Kara Taylor

Kara Taylor

Kara Taylor is a freshman journalism major and columnist for the Daily Kent Stater. Contact her at [email protected].

Many freshmen enter college with a number of myths buzzing around in their heads: “All college students need to survive is Ramen Noodles.” “Living on campus is the best experience.” “College is very difficult.” These comments, for the most part, don’t apply to everyone. Although there is one myth that seems to be affecting more students than we realize — gaining the “Freshmen 15.” This myth implies freshmen will gain 15 pounds because of all of the food on campus. Sadly, this is a reality for a lot of students. Students may not gain the whole 15 pounds, but weight is gained at a fairly rapid pace.

“Female college students who gain weight during their first year actually gain an average of 7 pounds,” according to CNN.com. College comes with many enticing meal choices, and for the average student, maintaining a healthy diet can be very hard.

Kent State is very privileged to have a variety of food and restaurants in several locations on campus. Students even have access to grocery stores and cafés. Our variety seems endless in relation to satisfying our fried, sweet or salty desires. Healthy food, on the other hand, is hard to come by. Kent State does offer food items that cater to vegan and vegetarian lifestyles, but the variety is slim.

The Student Center is very important because it is where most of our visitors and commuters eat. We only have one salad bar in the Student Center, and this year, it is accompanied by pizza and pasta. Restaurants such as Rosie’s, Eastway and Prentice offer a variety of foods, but these dining halls are great contributors to the extra pounds students gain. Unfortunately, many students do not stop gaining after their freshman year. This can be an ongoing process for the duration of college, and students can gain 20 extra pounds throughout their years dining on campus.

Living away from home and not receiving a steady home-cooked meal contributes greatly to this nutrition problem. We are often very excited to experience all of the junk food we were not allowed to eat at home.

My mother always cooked well-balanced meals with items from each food group, and she rarely bought junk food, so when I reached college, I bought unnecessary items to fulfill what I had been missing. At this point in our lives, most of us do not know how to properly feed ourselves.

Eating this type of food late at night is another big contributor to weight gain. Eating greasy, salty and fatty foods and snacks while studying and then going straight to sleep is very common among college students.

This is not just on the students; Dining Services has to present a wider variety of healthy foods for us to choose from. The few small salad bars are not enough to maintain a healthy weight. The opportunity to eat unhealthy is surrounding us, and most succumb to the temptation.

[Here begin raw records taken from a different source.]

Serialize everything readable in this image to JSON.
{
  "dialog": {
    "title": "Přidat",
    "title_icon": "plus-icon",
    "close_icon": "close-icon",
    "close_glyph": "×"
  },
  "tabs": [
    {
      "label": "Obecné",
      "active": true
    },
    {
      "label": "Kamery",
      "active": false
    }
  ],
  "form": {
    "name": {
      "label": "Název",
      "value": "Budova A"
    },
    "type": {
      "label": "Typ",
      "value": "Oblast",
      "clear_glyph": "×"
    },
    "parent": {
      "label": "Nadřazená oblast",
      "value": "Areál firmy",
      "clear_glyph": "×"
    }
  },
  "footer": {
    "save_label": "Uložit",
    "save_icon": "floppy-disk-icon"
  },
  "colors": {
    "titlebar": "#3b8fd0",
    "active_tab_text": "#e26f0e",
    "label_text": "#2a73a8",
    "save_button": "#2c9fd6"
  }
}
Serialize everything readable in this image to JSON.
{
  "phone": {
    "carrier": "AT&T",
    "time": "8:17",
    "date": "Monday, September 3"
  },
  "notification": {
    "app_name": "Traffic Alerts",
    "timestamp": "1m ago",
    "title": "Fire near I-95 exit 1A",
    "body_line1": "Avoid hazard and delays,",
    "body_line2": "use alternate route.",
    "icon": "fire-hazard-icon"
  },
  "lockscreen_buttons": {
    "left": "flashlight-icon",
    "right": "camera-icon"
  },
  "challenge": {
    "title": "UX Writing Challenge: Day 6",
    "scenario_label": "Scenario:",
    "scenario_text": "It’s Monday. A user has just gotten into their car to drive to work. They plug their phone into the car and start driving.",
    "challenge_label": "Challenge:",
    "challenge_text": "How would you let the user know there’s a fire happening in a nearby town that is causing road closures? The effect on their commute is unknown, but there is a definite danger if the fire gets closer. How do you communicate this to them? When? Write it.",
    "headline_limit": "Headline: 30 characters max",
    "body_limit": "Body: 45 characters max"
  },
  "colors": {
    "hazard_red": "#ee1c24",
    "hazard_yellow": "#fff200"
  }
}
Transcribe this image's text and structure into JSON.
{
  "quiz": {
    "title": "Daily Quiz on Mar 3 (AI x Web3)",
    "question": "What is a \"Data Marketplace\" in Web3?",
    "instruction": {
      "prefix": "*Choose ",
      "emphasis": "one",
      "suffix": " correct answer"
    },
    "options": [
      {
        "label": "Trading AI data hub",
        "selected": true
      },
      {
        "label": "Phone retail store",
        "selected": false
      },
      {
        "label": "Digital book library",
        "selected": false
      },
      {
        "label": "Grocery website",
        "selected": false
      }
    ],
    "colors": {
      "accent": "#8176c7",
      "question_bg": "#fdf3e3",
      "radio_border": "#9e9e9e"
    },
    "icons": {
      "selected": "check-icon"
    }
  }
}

Try to replace at least two unhealthy snacks per day with fruit or vegetables as a start to a healthier lifestyle.